(Collection entries)
^^^^

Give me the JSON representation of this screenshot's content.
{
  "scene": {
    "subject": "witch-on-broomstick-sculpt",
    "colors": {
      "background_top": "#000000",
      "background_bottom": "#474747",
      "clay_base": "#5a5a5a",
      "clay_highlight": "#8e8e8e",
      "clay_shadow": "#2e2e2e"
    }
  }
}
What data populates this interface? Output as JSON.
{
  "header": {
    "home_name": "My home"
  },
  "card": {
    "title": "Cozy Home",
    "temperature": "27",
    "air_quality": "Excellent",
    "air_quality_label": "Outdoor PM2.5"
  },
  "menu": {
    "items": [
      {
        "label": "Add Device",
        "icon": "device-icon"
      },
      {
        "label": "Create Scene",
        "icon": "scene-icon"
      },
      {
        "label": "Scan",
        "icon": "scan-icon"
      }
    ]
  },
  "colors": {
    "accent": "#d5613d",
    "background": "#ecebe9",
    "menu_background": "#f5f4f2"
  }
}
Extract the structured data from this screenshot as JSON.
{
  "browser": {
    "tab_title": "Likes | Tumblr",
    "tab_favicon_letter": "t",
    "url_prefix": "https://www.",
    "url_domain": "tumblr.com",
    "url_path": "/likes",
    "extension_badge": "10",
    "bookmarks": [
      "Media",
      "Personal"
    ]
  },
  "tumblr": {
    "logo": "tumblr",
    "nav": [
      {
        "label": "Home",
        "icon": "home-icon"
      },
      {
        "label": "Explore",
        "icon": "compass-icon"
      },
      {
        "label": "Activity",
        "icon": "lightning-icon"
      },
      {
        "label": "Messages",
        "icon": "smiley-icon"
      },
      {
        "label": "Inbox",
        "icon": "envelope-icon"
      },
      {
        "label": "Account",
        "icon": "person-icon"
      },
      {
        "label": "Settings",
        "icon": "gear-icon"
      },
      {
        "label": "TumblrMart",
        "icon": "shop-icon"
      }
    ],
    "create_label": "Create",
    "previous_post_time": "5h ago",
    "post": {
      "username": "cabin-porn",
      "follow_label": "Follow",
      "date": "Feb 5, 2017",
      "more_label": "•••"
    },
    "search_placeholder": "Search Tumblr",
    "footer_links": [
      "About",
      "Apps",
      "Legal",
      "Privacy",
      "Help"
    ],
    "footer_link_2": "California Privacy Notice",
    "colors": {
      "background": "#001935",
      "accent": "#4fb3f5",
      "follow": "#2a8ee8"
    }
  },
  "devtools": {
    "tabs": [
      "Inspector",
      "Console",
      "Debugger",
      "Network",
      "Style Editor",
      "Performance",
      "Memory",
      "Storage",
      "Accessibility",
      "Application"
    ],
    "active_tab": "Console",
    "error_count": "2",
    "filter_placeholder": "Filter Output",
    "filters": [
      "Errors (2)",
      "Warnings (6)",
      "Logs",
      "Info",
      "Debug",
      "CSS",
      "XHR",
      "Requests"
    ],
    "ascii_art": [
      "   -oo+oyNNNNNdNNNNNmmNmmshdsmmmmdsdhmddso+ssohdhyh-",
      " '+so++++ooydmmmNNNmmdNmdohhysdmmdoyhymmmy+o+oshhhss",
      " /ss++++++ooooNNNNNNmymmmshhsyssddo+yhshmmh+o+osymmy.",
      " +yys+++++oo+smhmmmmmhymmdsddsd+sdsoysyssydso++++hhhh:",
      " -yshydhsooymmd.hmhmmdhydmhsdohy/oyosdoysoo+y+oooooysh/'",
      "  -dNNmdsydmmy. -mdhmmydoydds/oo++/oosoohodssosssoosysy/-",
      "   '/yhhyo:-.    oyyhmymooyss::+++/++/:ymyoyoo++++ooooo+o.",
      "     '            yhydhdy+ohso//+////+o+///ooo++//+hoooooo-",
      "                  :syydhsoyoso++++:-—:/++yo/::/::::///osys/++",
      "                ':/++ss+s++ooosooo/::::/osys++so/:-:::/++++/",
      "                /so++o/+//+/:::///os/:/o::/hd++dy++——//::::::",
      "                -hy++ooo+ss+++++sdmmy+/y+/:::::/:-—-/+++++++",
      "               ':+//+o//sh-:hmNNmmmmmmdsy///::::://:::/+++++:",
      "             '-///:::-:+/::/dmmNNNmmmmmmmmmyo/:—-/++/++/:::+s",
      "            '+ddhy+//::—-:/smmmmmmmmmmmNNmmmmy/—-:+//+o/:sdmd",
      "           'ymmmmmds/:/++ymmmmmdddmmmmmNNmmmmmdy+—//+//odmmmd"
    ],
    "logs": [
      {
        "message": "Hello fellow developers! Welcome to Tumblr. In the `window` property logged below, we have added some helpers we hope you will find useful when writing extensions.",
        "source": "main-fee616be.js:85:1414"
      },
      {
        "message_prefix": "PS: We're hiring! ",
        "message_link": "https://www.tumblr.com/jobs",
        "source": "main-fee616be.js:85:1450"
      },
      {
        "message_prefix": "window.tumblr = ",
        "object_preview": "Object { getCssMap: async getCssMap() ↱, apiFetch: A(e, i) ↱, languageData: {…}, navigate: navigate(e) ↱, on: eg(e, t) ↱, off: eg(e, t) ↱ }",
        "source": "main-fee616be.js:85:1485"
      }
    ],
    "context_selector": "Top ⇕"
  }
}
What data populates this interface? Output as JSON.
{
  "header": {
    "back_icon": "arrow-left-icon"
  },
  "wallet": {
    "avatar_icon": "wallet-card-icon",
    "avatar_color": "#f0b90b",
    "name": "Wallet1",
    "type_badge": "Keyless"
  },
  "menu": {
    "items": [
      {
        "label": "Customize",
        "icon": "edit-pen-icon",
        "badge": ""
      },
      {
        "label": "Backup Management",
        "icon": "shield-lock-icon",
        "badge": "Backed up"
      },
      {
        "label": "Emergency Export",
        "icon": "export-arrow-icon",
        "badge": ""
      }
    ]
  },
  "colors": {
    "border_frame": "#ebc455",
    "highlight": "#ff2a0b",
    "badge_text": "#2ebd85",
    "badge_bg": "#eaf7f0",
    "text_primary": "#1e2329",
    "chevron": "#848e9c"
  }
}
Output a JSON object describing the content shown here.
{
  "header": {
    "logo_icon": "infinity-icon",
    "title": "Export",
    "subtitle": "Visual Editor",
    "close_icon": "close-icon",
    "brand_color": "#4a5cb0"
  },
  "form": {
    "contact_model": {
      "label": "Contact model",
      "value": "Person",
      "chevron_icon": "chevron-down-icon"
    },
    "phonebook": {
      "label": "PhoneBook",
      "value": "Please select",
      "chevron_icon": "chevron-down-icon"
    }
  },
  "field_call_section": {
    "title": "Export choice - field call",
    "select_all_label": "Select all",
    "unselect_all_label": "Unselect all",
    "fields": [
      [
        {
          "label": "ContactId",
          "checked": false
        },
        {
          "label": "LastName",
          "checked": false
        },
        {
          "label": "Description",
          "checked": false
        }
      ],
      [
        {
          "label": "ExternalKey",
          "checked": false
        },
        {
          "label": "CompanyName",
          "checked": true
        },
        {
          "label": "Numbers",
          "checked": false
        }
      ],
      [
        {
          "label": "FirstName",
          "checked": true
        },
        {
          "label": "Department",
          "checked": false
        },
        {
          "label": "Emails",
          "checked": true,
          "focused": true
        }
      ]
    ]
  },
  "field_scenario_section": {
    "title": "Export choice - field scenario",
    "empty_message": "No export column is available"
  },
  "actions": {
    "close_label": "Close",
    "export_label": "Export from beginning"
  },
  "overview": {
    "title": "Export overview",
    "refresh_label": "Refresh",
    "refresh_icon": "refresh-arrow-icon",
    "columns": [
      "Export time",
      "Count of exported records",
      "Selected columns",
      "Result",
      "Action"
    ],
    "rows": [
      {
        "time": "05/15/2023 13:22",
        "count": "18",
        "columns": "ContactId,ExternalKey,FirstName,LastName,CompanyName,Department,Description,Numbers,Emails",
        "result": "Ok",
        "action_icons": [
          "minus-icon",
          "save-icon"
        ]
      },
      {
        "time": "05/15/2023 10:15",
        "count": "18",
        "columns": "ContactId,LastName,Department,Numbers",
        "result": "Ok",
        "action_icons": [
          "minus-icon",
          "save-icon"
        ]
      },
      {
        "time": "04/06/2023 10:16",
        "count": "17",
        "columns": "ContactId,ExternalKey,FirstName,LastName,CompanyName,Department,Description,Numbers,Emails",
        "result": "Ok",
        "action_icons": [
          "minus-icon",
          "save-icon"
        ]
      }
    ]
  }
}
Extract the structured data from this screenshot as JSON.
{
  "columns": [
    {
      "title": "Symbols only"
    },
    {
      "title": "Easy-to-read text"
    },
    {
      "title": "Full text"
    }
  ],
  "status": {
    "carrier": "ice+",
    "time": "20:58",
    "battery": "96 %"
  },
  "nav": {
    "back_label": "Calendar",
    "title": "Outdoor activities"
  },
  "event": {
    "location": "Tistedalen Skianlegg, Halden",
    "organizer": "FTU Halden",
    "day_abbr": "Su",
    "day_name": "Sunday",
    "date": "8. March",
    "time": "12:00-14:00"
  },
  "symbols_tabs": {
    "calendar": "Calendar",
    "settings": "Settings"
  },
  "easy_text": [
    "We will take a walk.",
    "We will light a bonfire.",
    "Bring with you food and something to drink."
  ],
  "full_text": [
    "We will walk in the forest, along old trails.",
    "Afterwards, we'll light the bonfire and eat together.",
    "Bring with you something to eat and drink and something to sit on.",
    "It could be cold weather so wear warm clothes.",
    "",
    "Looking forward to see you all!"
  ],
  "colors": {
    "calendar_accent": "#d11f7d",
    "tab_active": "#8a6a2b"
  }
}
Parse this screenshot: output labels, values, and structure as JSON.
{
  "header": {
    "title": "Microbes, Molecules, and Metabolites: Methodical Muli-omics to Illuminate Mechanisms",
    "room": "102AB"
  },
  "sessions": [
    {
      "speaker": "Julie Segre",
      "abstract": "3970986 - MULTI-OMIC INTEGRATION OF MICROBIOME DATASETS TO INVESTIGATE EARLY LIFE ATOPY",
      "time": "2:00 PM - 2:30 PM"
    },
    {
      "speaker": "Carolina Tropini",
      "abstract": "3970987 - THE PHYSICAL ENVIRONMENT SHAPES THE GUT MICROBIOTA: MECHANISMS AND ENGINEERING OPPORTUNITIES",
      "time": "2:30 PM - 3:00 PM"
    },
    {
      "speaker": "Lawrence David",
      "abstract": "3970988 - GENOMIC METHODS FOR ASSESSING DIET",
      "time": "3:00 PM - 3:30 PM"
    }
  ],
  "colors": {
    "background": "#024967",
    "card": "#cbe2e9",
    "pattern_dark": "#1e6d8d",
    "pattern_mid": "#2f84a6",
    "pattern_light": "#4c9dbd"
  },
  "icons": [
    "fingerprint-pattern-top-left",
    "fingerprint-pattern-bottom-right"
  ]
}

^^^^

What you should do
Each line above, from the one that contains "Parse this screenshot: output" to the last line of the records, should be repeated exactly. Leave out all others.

Solution
Parse this screenshot: output labels, values, and structure as JSON.
{
  "header": {
    "title": "Microbes, Molecules, and Metabolites: Methodical Muli-omics to Illuminate Mechanisms",
    "room": "102AB"
  },
  "sessions": [
    {
      "speaker": "Julie Segre",
      "abstract": "3970986 - MULTI-OMIC INTEGRATION OF MICROBIOME DATASETS TO INVESTIGATE EARLY LIFE ATOPY",
      "time": "2:00 PM - 2:30 PM"
    },
    {
      "speaker": "Carolina Tropini",
      "abstract": "3970987 - THE PHYSICAL ENVIRONMENT SHAPES THE GUT MICROBIOTA: MECHANISMS AND ENGINEERING OPPORTUNITIES",
      "time": "2:30 PM - 3:00 PM"
    },
    {
      "speaker": "Lawrence David",
      "abstract": "3970988 - GENOMIC METHODS FOR ASSESSING DIET",
      "time": "3:00 PM - 3:30 PM"
    }
  ],
  "colors": {
    "background": "#024967",
    "card": "#cbe2e9",
    "pattern_dark": "#1e6d8d",
    "pattern_mid": "#2f84a6",
    "pattern_light": "#4c9dbd"
  },
  "icons": [
    "fingerprint-pattern-top-left",
    "fingerprint-pattern-bottom-right"
  ]
}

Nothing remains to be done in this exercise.